Dec 26, 2013

‘Cartographer of No Man’s Land’ on World War One’s place in fiction

BOSTON (Reuters) – Writer P.S. Duffy wove her affection for Nova Scotia’s maritime culture, a career in science and a background in history into a debut novel depicting the trauma of World War One on the psyche and society.

The book, “The Cartographer of No Man’s Land,” is about a young would-be artist and his scarred return home after the Battle of Vimy Ridge, where Canada’s victory helped forged its national identity.

Dec 26, 2013

Book Talk:-’Cartographer of No Man’s Land’ on World War One’s place in fiction

BOSTON, Dec 26 (Reuters) – Writer P.S. Duffy wove her
affection for Nova Scotia’s maritime culture, a career in
science and a background in history into a debut novel depicting
the trauma of World War One on the psyche and society.

The book, “The Cartographer of No Man’s Land,” is about a
young would-be artist and his scarred return home after the
Battle of Vimy Ridge, where Canada’s victory helped forged its
national identity.

Sep 26, 2013

Book Talk – ‘We Are Still Here,’ photo history of American Indian Movement

BOSTON (Reuters) – Dick Bancroft has been photographing the American Indian Movement (AIM) since it was founded in the late 1960s by activists with a vision of self-determination and a strategy of confrontation.

“We Are Still Here: A Photographic History of the American Indian Movement,” published earlier this year with text by Native American journalist Laura Waterman Wittstock, is his record of the group’s fight for civil rights.

Sep 26, 2013

‘We Are Still Here,’ photo history of American Indian Movement

BOSTON (Reuters) – Dick Bancroft has been photographing the American Indian Movement (AIM) since it was founded in the late 1960s by activists with a vision of self-determination and a strategy of confrontation.

“We Are Still Here: A Photographic History of the American Indian Movement,” published earlier this year with text by Native American journalist Laura Waterman Wittstock, is his record of the group’s fight for civil rights.
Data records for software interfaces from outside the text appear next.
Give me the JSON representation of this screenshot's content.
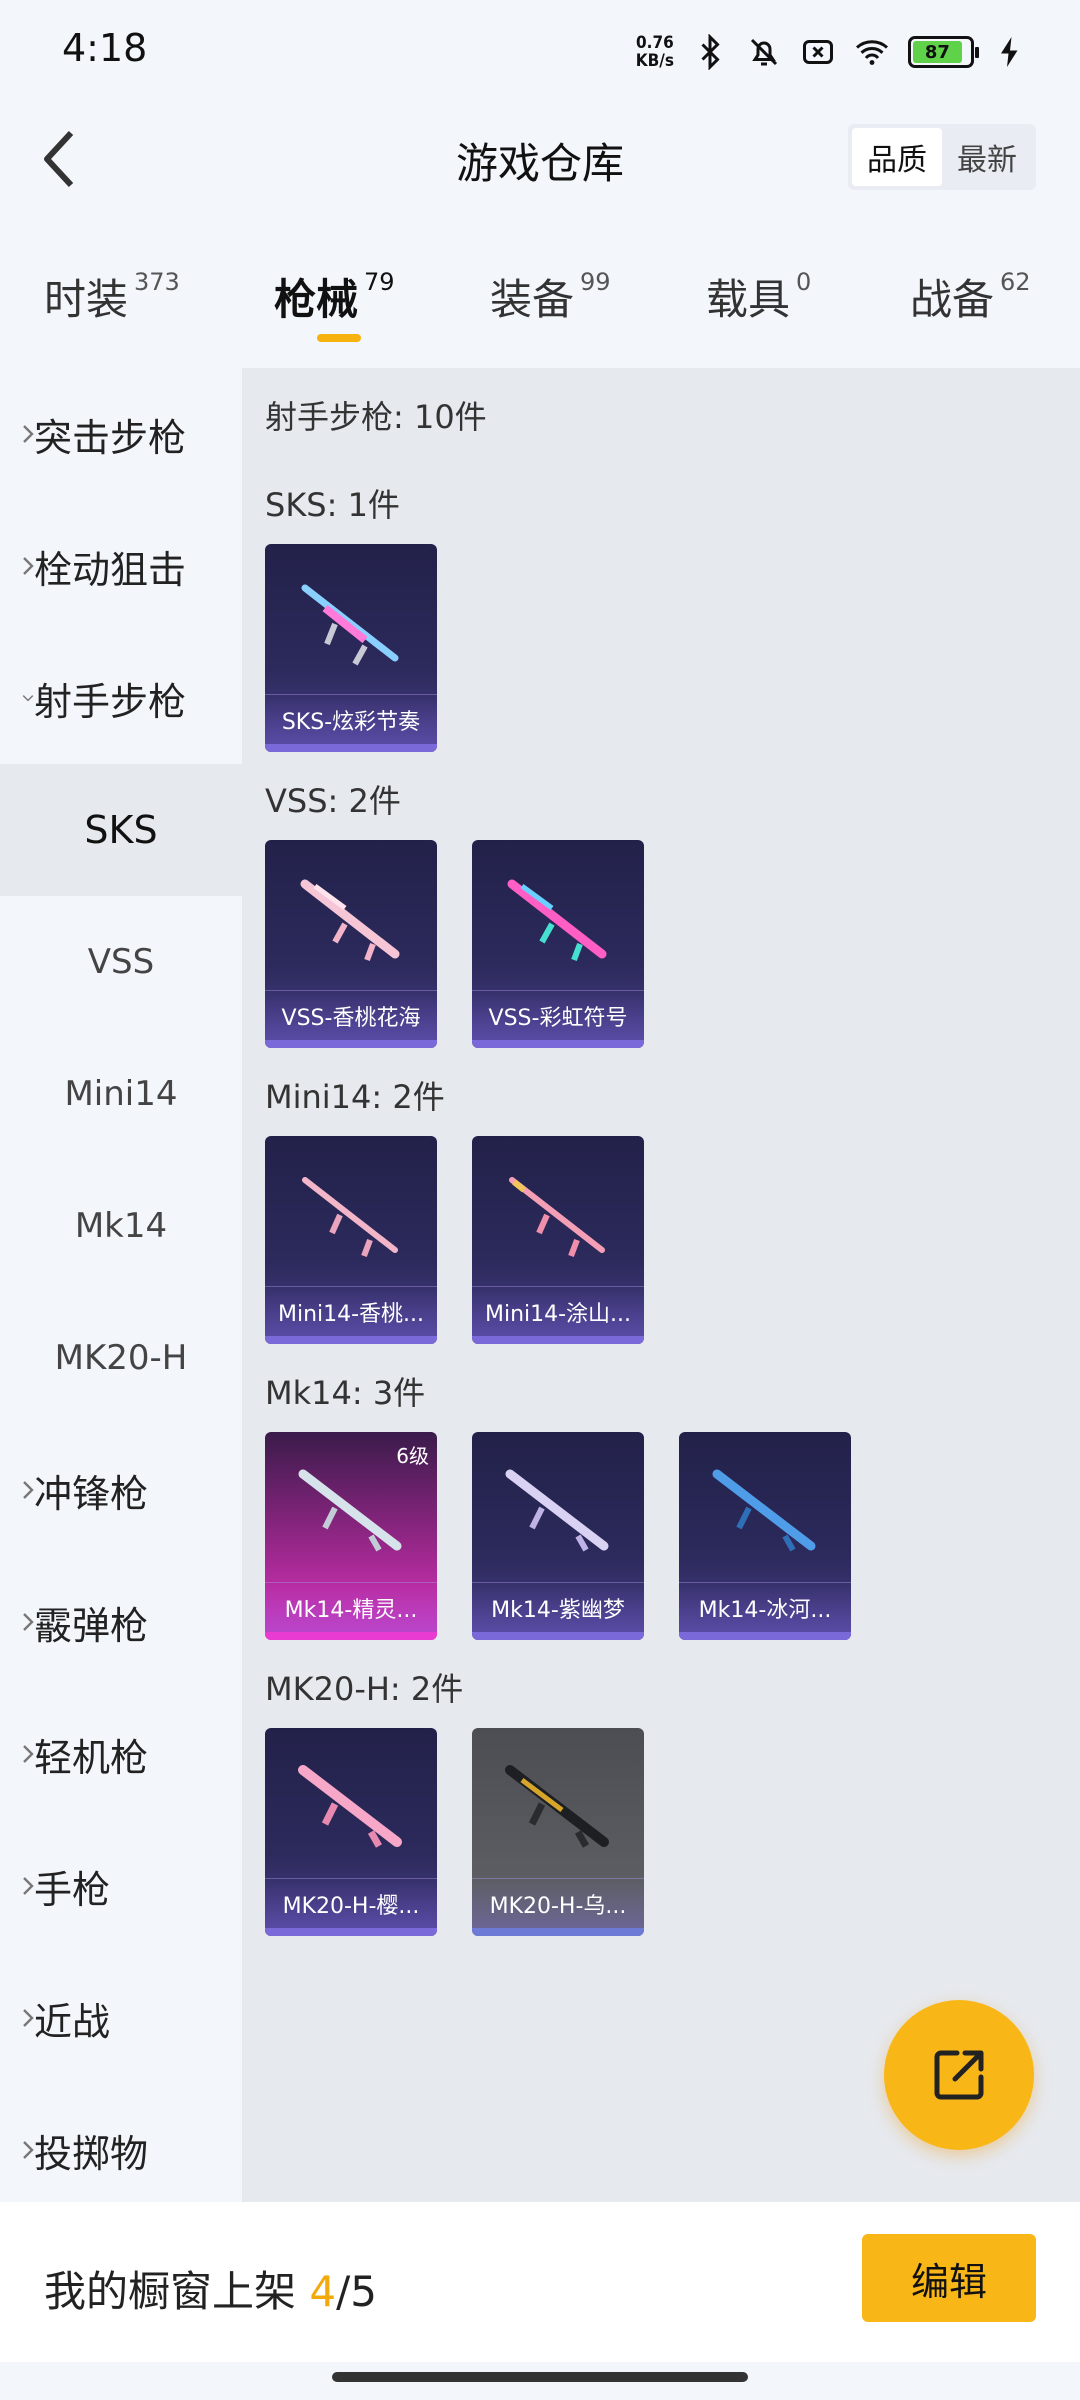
{
  "status_bar": {
    "time": "4:18",
    "net_speed_value": "0.76",
    "net_speed_unit": "KB/s",
    "battery": "87",
    "icons": [
      "bluetooth-icon",
      "bell-muted-icon",
      "sim-off-icon",
      "wifi-icon",
      "battery-icon",
      "charging-icon"
    ]
  },
  "header": {
    "title": "游戏仓库",
    "sort_options": [
      "品质",
      "最新"
    ],
    "active_sort": "品质"
  },
  "category_tabs": [
    {
      "label": "时装",
      "count": "373"
    },
    {
      "label": "枪械",
      "count": "79",
      "active": true
    },
    {
      "label": "装备",
      "count": "99"
    },
    {
      "label": "载具",
      "count": "0"
    },
    {
      "label": "战备",
      "count": "62"
    }
  ],
  "sidebar": {
    "groups": [
      {
        "label": "突击步枪",
        "expanded": false
      },
      {
        "label": "栓动狙击",
        "expanded": false
      },
      {
        "label": "射手步枪",
        "expanded": true
      },
      {
        "label": "冲锋枪",
        "expanded": false
      },
      {
        "label": "霰弹枪",
        "expanded": false
      },
      {
        "label": "轻机枪",
        "expanded": false
      },
      {
        "label": "手枪",
        "expanded": false
      },
      {
        "label": "近战",
        "expanded": false
      },
      {
        "label": "投掷物",
        "expanded": false
      }
    ],
    "sub_items": [
      "SKS",
      "VSS",
      "Mini14",
      "Mk14",
      "MK20-H"
    ],
    "active_sub": "SKS"
  },
  "content": {
    "header": "射手步枪: 10件",
    "sections": [
      {
        "title": "SKS: 1件",
        "items": [
          {
            "name": "SKS-炫彩节奏",
            "quality": "purple"
          }
        ]
      },
      {
        "title": "VSS: 2件",
        "items": [
          {
            "name": "VSS-香桃花海",
            "quality": "purple"
          },
          {
            "name": "VSS-彩虹符号",
            "quality": "purple"
          }
        ]
      },
      {
        "title": "Mini14: 2件",
        "items": [
          {
            "name": "Mini14-香桃...",
            "quality": "purple"
          },
          {
            "name": "Mini14-涂山...",
            "quality": "purple"
          }
        ]
      },
      {
        "title": "Mk14: 3件",
        "items": [
          {
            "name": "Mk14-精灵...",
            "quality": "pink",
            "level": "6级"
          },
          {
            "name": "Mk14-紫幽梦",
            "quality": "purple"
          },
          {
            "name": "Mk14-冰河...",
            "quality": "purple"
          }
        ]
      },
      {
        "title": "MK20-H: 2件",
        "items": [
          {
            "name": "MK20-H-樱...",
            "quality": "purple"
          },
          {
            "name": "MK20-H-乌...",
            "quality": "grey"
          }
        ]
      }
    ]
  },
  "showcase": {
    "label": "我的橱窗上架",
    "current": "4",
    "total": "/5",
    "edit_label": "编辑"
  },
  "colors": {
    "accent": "#f9b617",
    "purple_card": "#2c2a5c",
    "pink_card": "#e236c5",
    "grey_card": "#5b5d63"
  }
}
Sep 19, 2013
Sep 16, 2013

Grateful Dead songwriter hits the road for rare tour

BOSTON (Reuters) – Grateful Dead lyricist Robert Hunter has dusted off his guitar, practiced five hours a day and polished a repertoire for his first live-performance tour in nearly a decade.
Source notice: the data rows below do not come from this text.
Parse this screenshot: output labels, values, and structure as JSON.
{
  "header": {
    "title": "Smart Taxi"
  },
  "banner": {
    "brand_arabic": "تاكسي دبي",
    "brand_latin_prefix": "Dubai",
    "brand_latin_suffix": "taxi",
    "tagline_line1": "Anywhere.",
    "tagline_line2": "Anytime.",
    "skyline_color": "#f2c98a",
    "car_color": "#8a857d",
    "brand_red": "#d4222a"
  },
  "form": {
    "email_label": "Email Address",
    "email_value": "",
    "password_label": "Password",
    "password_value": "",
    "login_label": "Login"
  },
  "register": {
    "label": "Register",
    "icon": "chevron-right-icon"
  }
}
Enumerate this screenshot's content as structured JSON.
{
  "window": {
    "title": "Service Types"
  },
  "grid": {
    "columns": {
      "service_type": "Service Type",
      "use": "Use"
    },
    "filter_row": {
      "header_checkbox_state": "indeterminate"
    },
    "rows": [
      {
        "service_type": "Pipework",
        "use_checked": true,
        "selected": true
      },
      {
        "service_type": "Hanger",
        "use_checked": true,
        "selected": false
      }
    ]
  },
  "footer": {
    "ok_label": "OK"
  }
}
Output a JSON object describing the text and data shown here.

Hunter’s way with words has earned him a place in the American idiom. “What a long strange trip it’s been,” from the 1970 Grateful Dead hit “Truckin’,” has become a widely used description of life’s serendipities.

Jul 16, 2013
Jul 16, 2013
Jul 16, 2013